children, but not yet truly old. For her age, though, she was healthy and strong, and from what I could see of her body stretched out on the bed, she was almost as tall as Wright, but slender. I didn’t like her age, and I thought she was too thin, but her height and her good health beckoned to me. And her aloneness was good, somehow. There were other people in the house, but none of them had been in her room for a long time. She didn’t smell of other people. Perhaps it was only because she had

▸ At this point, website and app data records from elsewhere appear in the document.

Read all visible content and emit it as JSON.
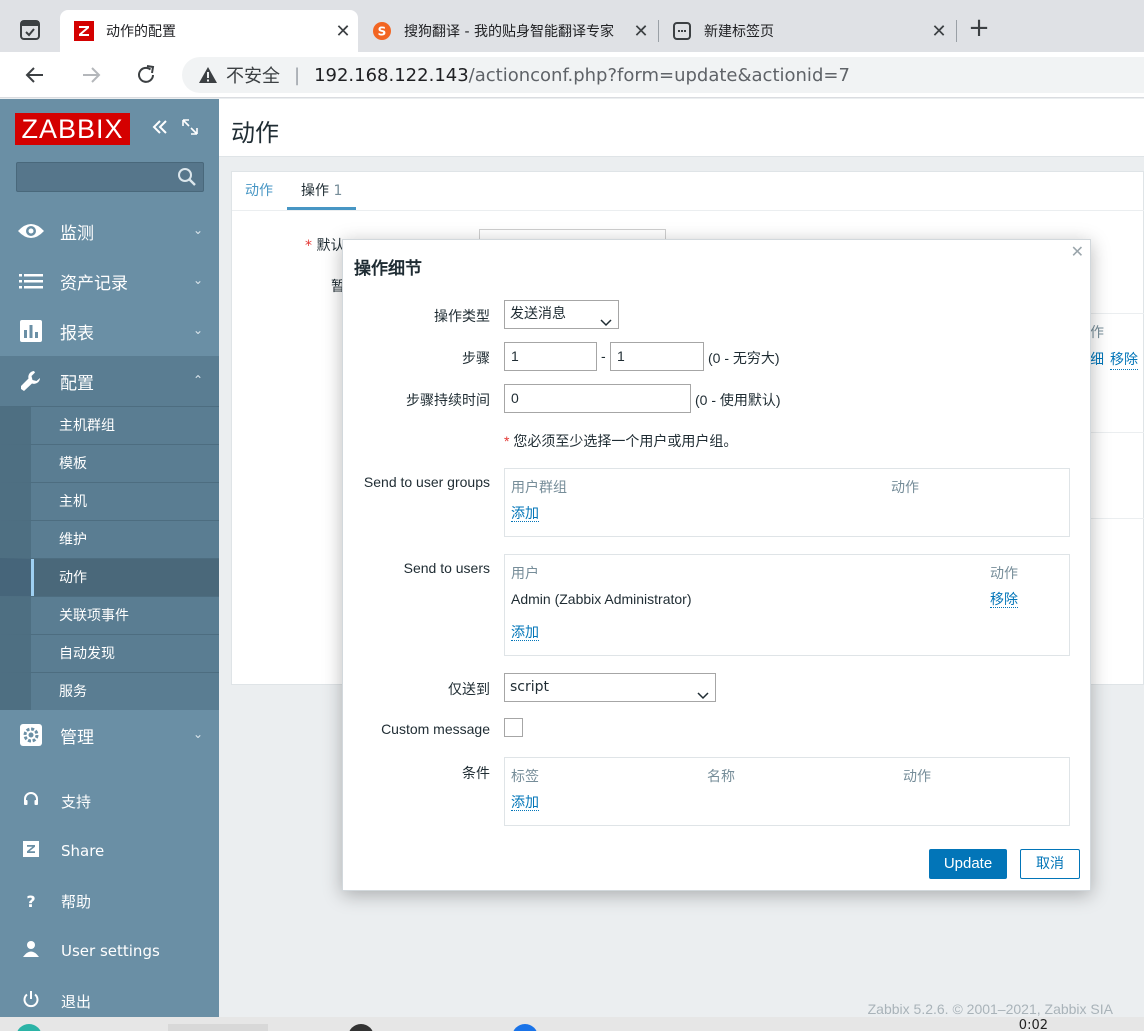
{
  "browser": {
    "tabs": [
      {
        "title": "动作的配置",
        "active": true,
        "icon": "zabbix-favicon"
      },
      {
        "title": "搜狗翻译 - 我的贴身智能翻译专家",
        "active": false,
        "icon": "sogou-favicon"
      },
      {
        "title": "新建标签页",
        "active": false,
        "icon": "new-tab-favicon"
      }
    ],
    "insecure_label": "不安全",
    "url_host": "192.168.122.143",
    "url_path": "/actionconf.php?form=update&actionid=7"
  },
  "sidebar": {
    "logo": "ZABBIX",
    "menu": [
      {
        "label": "监测",
        "icon": "eye-icon"
      },
      {
        "label": "资产记录",
        "icon": "list-icon"
      },
      {
        "label": "报表",
        "icon": "bar-chart-icon"
      },
      {
        "label": "配置",
        "icon": "wrench-icon"
      },
      {
        "label": "管理",
        "icon": "gear-icon"
      }
    ],
    "config_submenu": [
      "主机群组",
      "模板",
      "主机",
      "维护",
      "动作",
      "关联项事件",
      "自动发现",
      "服务"
    ],
    "bottom": [
      {
        "label": "支持",
        "icon": "headset-icon"
      },
      {
        "label": "Share",
        "icon": "zabbix-share-icon"
      },
      {
        "label": "帮助",
        "icon": "question-icon"
      },
      {
        "label": "User settings",
        "icon": "user-icon"
      },
      {
        "label": "退出",
        "icon": "power-icon"
      }
    ]
  },
  "page": {
    "title": "动作",
    "tabs": [
      {
        "label": "动作"
      },
      {
        "label": "操作",
        "count": "1"
      }
    ],
    "bg_label_1": "默认",
    "bg_label_2": "暂",
    "bg_col_frag": "作",
    "bg_link_1": "细",
    "bg_link_2": "移除",
    "footer": "Zabbix 5.2.6. © 2001–2021, Zabbix SIA"
  },
  "modal": {
    "title": "操作细节",
    "operation_type_label": "操作类型",
    "operation_type_value": "发送消息",
    "steps_label": "步骤",
    "step_from": "1",
    "step_sep": "-",
    "step_to": "1",
    "steps_hint": "(0 - 无穷大)",
    "step_duration_label": "步骤持续时间",
    "step_duration_value": "0",
    "step_duration_hint": "(0 - 使用默认)",
    "required_note": "您必须至少选择一个用户或用户组。",
    "user_groups_label": "Send to user groups",
    "user_groups_col1": "用户群组",
    "user_groups_col2": "动作",
    "add_label": "添加",
    "users_label": "Send to users",
    "users_col1": "用户",
    "users_col2": "动作",
    "users_rows": [
      {
        "name": "Admin (Zabbix Administrator)",
        "action": "移除"
      }
    ],
    "send_only_to_label": "仅送到",
    "send_only_to_value": "script",
    "custom_message_label": "Custom message",
    "custom_message_checked": false,
    "conditions_label": "条件",
    "conditions_col1": "标签",
    "conditions_col2": "名称",
    "conditions_col3": "动作",
    "update_button": "Update",
    "cancel_button": "取消"
  },
  "taskbar": {
    "clock": "0:02"
  },
  "colors": {
    "zabbix_red": "#d40000",
    "sidebar_bg": "#6a8fa5",
    "link_blue": "#0275b8"
  }
}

my teeth into his throat and took his blood—only his blood. Six I didn’t care whether I hurt or killed the gunman. I had knocked him unconscious when I hit him. Now I took his blood because he’d spilled mine, and because suddenly, I was in pain. Suddenly, I needed to heal. He was lucky I was aware enough not to take his flesh. Moments later, I heard Wright’s uneven steps coming toward me, and I was afraid. I went on taking the gunman’s blood because it seemed to be the least harmful
saw the latch. Then I ducked below the windowsill and froze, listening. If people were alerted by the noise, I wanted to know at once. There was no change in anyone’s breathing except the gunman’s. His snoring stopped, then began again. I waited, not wanting there to be too many alien sounds too close together. Then I reached in, turned the window latch, and raised the window. The window opened easily, silently. I stepped in and closed it after me. At that point, the man in the bed stopped
covered up so I didn’t mind the daylight. It was a gray day anyway, with rain threatening but not yet falling. That kind of light was much easier on my eyes than direct sunlight. “He won’t be there yet,” I told Wright as he drove. “If he’s coming, he’ll show up after sundown.” “If?” Wright asked. “Maybe Raleigh didn’t see him and couldn’t pass along my message. Maybe he’s not interested in meeting me. Maybe he had something else to do.” “Maybe you’re getting nervous about meeting him,” Wright
never even told me he was black.” “They’re not human, Wright. They don’t care about white or black.” “I know. I even know she needs the guy—or at least, she needs a few more people. But I hate the bastard. I’m not going to do anything to him. I’ll deal with this somehow, but Jesus God, I hate him!” “You’re jealous.” “Of course I am!” “You aren’t sure you want her, but you don’t want anyone else to have her.” “Well, it’s not like I can leave. Hell, I can feel the hold she’s got on me. I